Page 156 - The vision that night appeared to the hermit, as promised, and thus addressed him : " You are now no longer weary of life, but happy. Know then, that man was made for labor ; and prayer also is his duty : the one as well as the other is essential to his well-being. Arise in the morning, take the cord, and with it gird up thy loins, and go forth into the world; and let it be a. memorial to thee, of what God expects from man, if he would be blessed with happiness on earth.
Page 33 - ... over, nearly on her beam ends. I now again thought it right to reach the deck, and as the ladder had been lashed to its situation, it was not displaced, notwithstanding all the shocks the vessel had sustained. On ascending the ladder, I pushed open the lee half of the companion door, when a gleam of joy rushed upon me, on perceiving that the day had dawned, and that the water to leeward was quite smooth.

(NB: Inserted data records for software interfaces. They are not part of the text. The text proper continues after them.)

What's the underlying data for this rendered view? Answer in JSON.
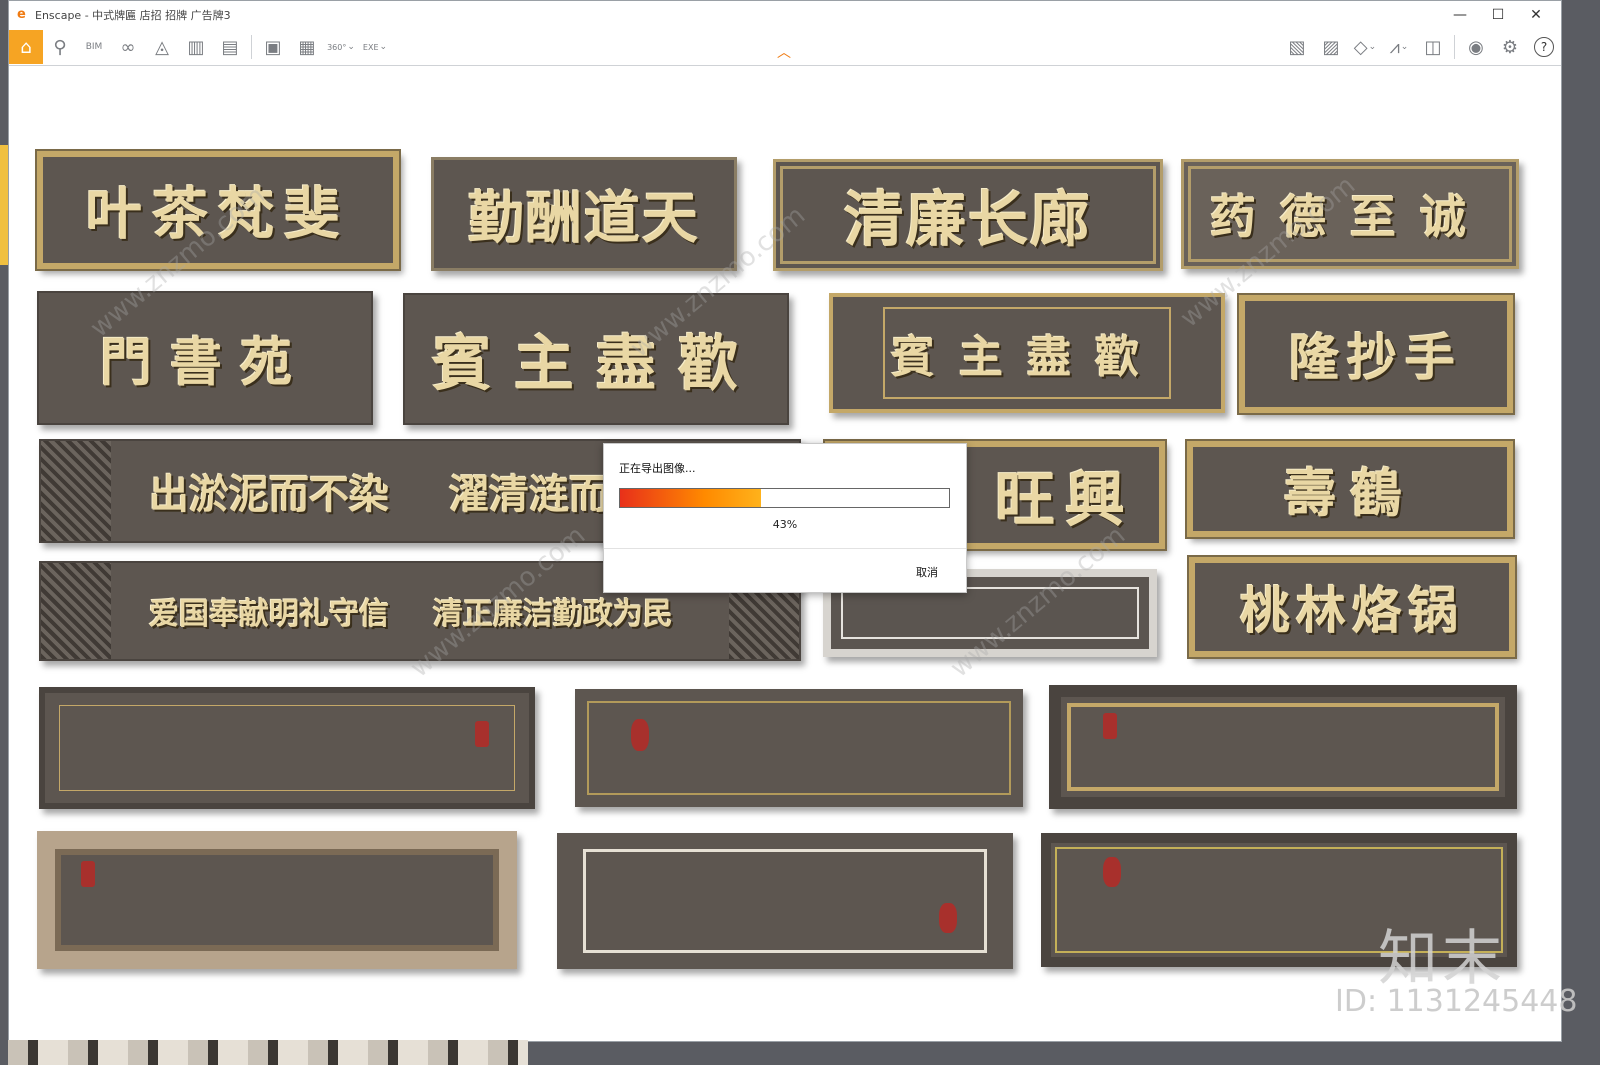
{
  "window": {
    "title": "Enscape - 中式牌匾 店招 招牌 广告牌3",
    "controls": {
      "minimize": "—",
      "maximize": "☐",
      "close": "✕"
    }
  },
  "toolbar": {
    "left_icons": [
      "home-icon",
      "live-link-icon",
      "bim-icon",
      "binoculars-icon",
      "navigation-icon",
      "buildings-icon",
      "clapper-icon",
      "screenshot-icon",
      "batch-render-icon",
      "panorama-360-icon",
      "export-exe-icon"
    ],
    "right_icons": [
      "asset-library-icon",
      "visual-settings-icon",
      "cube-icon",
      "chart-icon",
      "material-editor-icon",
      "view-icon",
      "settings-icon",
      "help-icon"
    ],
    "bim_label": "BIM",
    "pano_label": "360°",
    "exe_label": "EXE",
    "help_label": "?"
  },
  "dialog": {
    "title": "正在导出图像...",
    "progress_percent": 43,
    "progress_text": "43%",
    "cancel_label": "取消",
    "progress_colors": [
      "#e8301a",
      "#ff8a00",
      "#ffb21b"
    ]
  },
  "signs": {
    "s1": "叶茶梵斐",
    "s2": "勤酬道天",
    "s3": "清廉长廊",
    "s4": "药德至诚",
    "s5": "門書苑",
    "s6": "賓主盡歡",
    "s7": "賓主盡歡",
    "s8": "隆抄手",
    "s9a": "出淤泥而不染",
    "s9b": "濯清涟而",
    "s10": "旺興",
    "s11": "壽鶴",
    "s12a": "爱国奉献明礼守信",
    "s12b": "清正廉洁勤政为民",
    "s14": "桃林烙锅"
  },
  "watermark": {
    "logo": "知末",
    "id": "ID: 1131245448",
    "diag": "www.znzmo.com"
  }
}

The brig now...
Page 32 - and if we die, we die together!" " It is done,"' I replied, " we will not stir." " Then tell them so," cried she, hastily ; " and if you can lay your hand on the bread-bag in your way, it may be useful to them, if they survive this hour.

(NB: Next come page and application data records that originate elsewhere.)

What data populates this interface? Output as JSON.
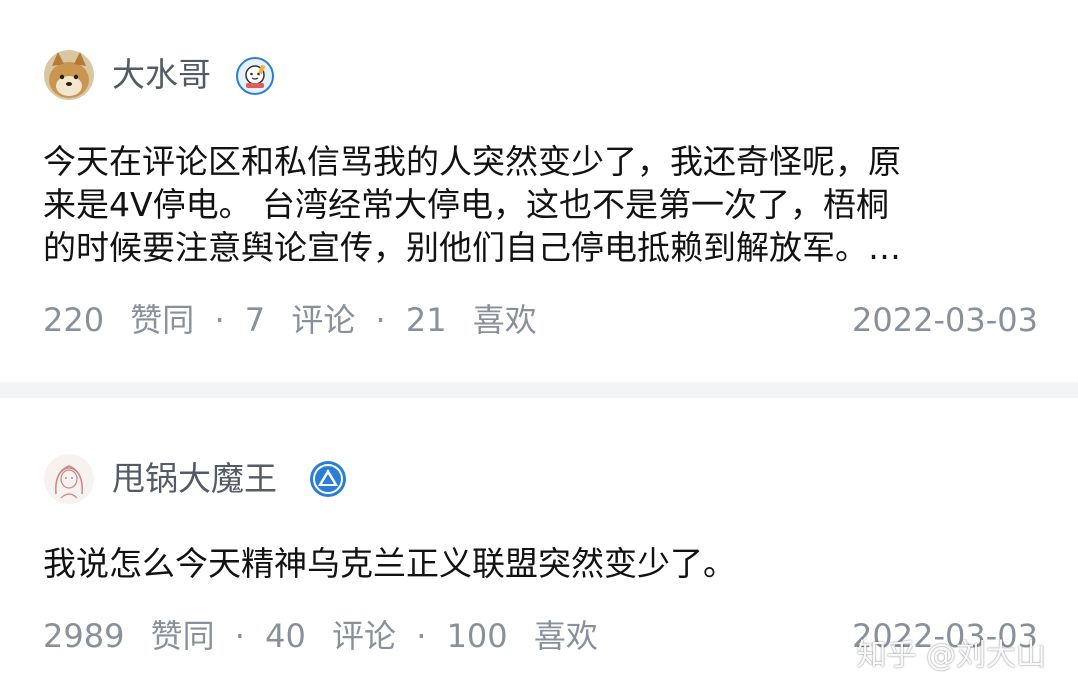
{
  "posts": [
    {
      "author": "大水哥",
      "content_lines": [
        "今天在评论区和私信骂我的人突然变少了，我还奇怪呢，原",
        "来是4V停电。 台湾经常大停电，这也不是第一次了，梧桐",
        "的时候要注意舆论宣传，别他们自己停电抵赖到解放军。…"
      ],
      "likes": "220",
      "likes_label": "赞同",
      "comments": "7",
      "comments_label": "评论",
      "favorites": "21",
      "favorites_label": "喜欢",
      "date": "2022-03-03",
      "separator": "·"
    },
    {
      "author": "甩锅大魔王",
      "content_lines": [
        "我说怎么今天精神乌克兰正义联盟突然变少了。"
      ],
      "likes": "2989",
      "likes_label": "赞同",
      "comments": "40",
      "comments_label": "评论",
      "favorites": "100",
      "favorites_label": "喜欢",
      "date": "2022-03-03",
      "separator": "·"
    }
  ],
  "watermark": "知乎 @刘大山",
  "colors": {
    "author": "#555b66",
    "content": "#121212",
    "meta": "#8a909b",
    "divider": "#f3f4f6",
    "badge_blue": "#2a7fd4"
  },
  "icons": {
    "post1_badge": "cartoon-creator-badge-icon",
    "post2_badge": "blue-triangle-badge-icon"
  }
}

Page v - ... travel in distant lands. Thus impressed, I ventured to recommend the publication of Sir Edward Seaward's Diary to its owner. He smiled, and objected, saying, "He should expect the spirit of the worthy knight would haunt him to his dying day, did he make such an exposition of family history, and of the unpretending abilities, as an author, of the journalist himself, who had evidently penned it for no other eyes than those of his kindred.
Page 31 - We are indeed lost !" said my wife, as she recovered a little from the fall she had just received. I did not now wait to console her by my words : I renewed my efforts to force the companion door, and get upon deck; but it was perfect darkness where we were, and I could not find anything to add to my own ineffectual strength, nor could I make any one on deck attend to me ; they could not hear me for the noise made by the howling of the wind and the breaking of the sea: yet I sometimes heard them,...